Humble, gritty, and quirky, East Point sits just southwest of downtown Atlanta, bordered by Greenbriar Mall, Camp Creek Parkway, and Tyler Perry Studios. Established in 1847 as the eastern terminus of the Atlanta and West Point railroads, the city was chartered 40 years later, and today is home to 38,000 residents. While East Point is part of the Tri-Cities area, which includes College Park and Hapeville, development here has moved at a slower pace. That’s not necessarily a bad thing for residents, who defend its quiet and close-knit community and enjoy East Point’s decidedly intentional sense of detachment.
“There’s a lot of exciting stuff that’s keeping East Point East Point,” says resident Hannah Palmer, a Forest Park native, urban designer, and author of the book Flight Path: A Search for Roots Beneath the World’s Busiest Airport. “The city has a plan of how to grow and continue to be inclusive. Meanwhile, Hapeville is blowing up with $700,000 condos. I hope we don’t have that here.” Palmer enjoys taking regular strolls with her dog on recently paved sidewalks and trails like the East Point PATH, whose model mile begins at Sumner Park on Headland Drive, the street made famous by OutKast’s classic song “Elevators (Me & You).” Her passion for a sustainable way of life for fellow Southsiders led her to join the East Point Local Food Ecosystem Commission, which is implementing a plan to boost the local agricultural economy and drive urban farming.

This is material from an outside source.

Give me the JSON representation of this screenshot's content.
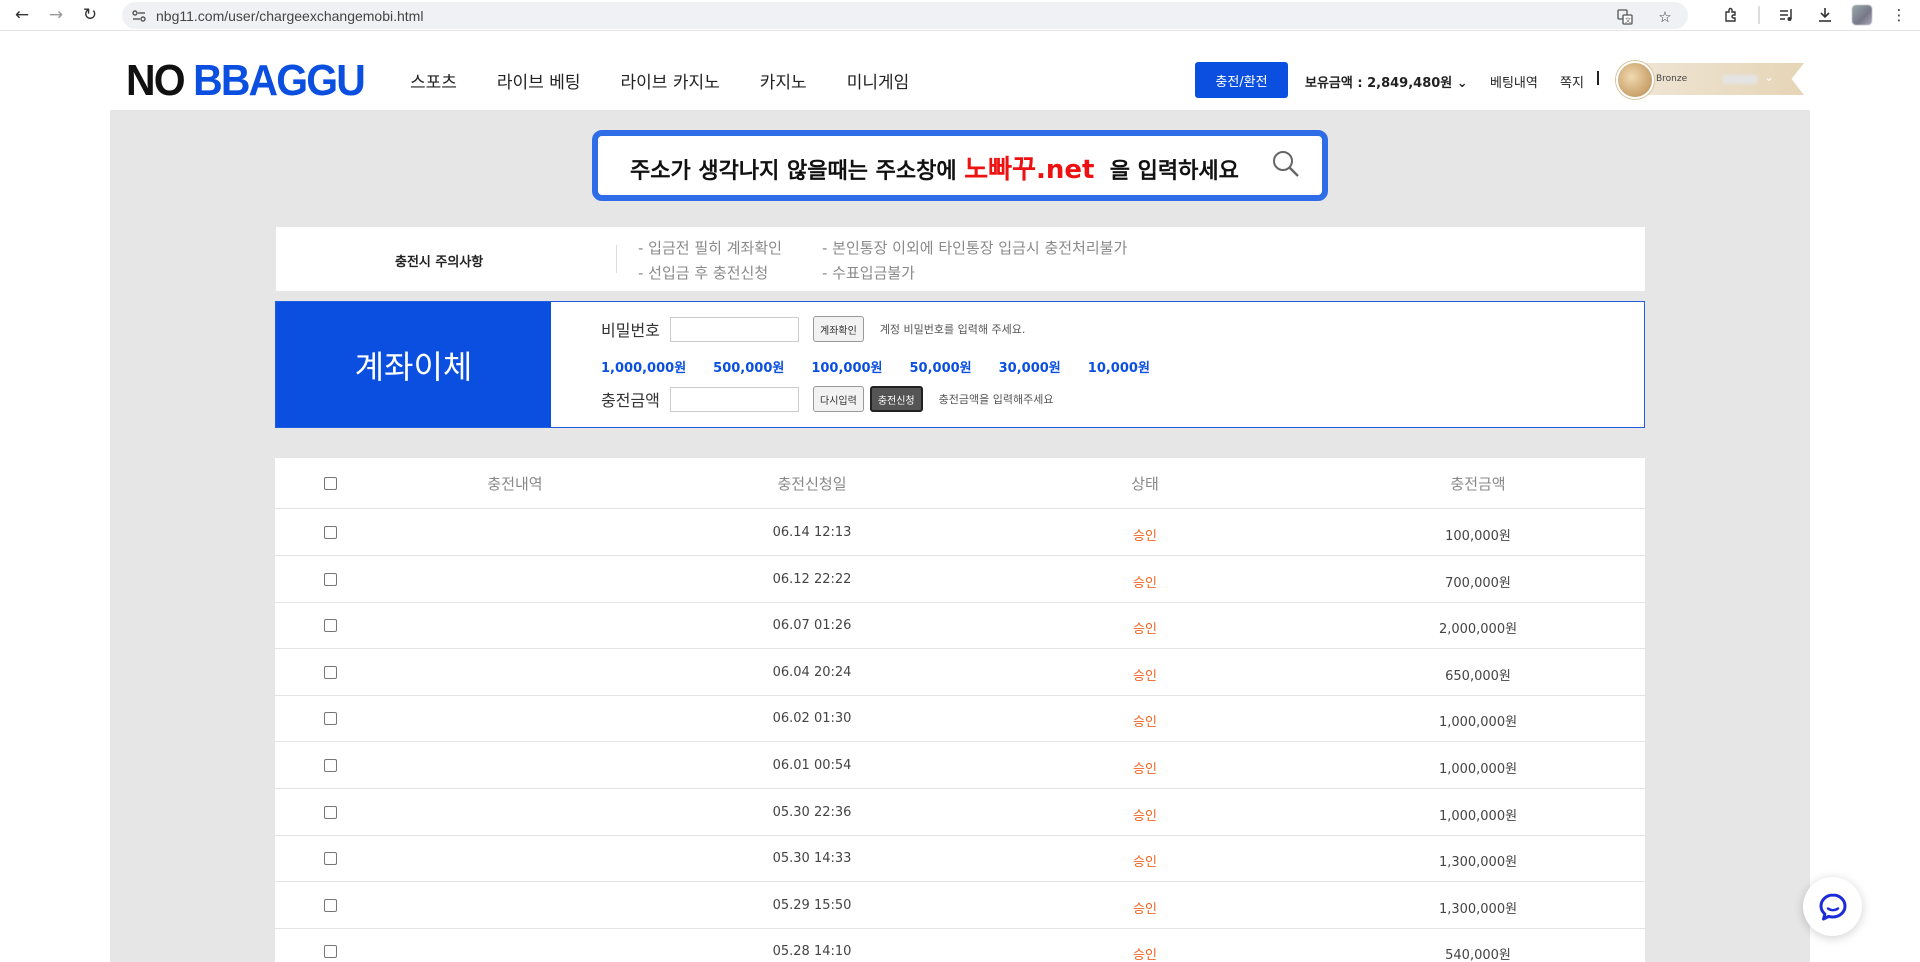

The city’s affordability also helps it attract and retain a quietly thriving creative community, which supports venues like ArtsXchange, the Windmill Arts Center, and the recently opened gallery Black Art in America. The new investment in walkability will connect pedestrians living along Norman Berry Drive, which passes Tri-Cities High School and the quaint Jefferson Park neighborhood on the way to crossing Cleveland Avenue, to downtown East Point, where a vibrant Main Street anchors the city.
What’s to love?
Black Art in America
The headquarters and gallery space of a national Black arts organization, BAIA opened on Juneteenth 2022 and hosts rotating exhibitions of paintings, sculptures, prints, and even plants and garden art from an eclectic space on Connally Drive.
An equal mix of pastry shop, coffeehouse, and event space, this Black-owned Main Street cafe gave East Point one of its most beloved community meeting spots when it arrived in summer of 2016.
Dick Lane Velodrome
This angled cycling track is one of relatively few in the U.S., built after East Point residents and officials returned from the 1972 Olympic Games in Munich. It was a training facility for Atlanta’s 1996 Games and regularly hosts cycling events and competitions.
Connally Nature Park
A 27-acre public greenspace that’s home to rare pink lady slipper orchids, which blossom in spring, and giant white oak trees said to be around 300 years old, this gorgeous preserve reminds visitors of East Point’s wild roots.
Station Soccer East Point
Officially opened in October 2019, this was the third soccer pitch intentionally developed near a MARTA transit station by Atlanta’s nonprofit Soccer in the Streets organization, encouraging the sport as a driver of youth opportunities and community development.
This article appears in our March 2023 issue.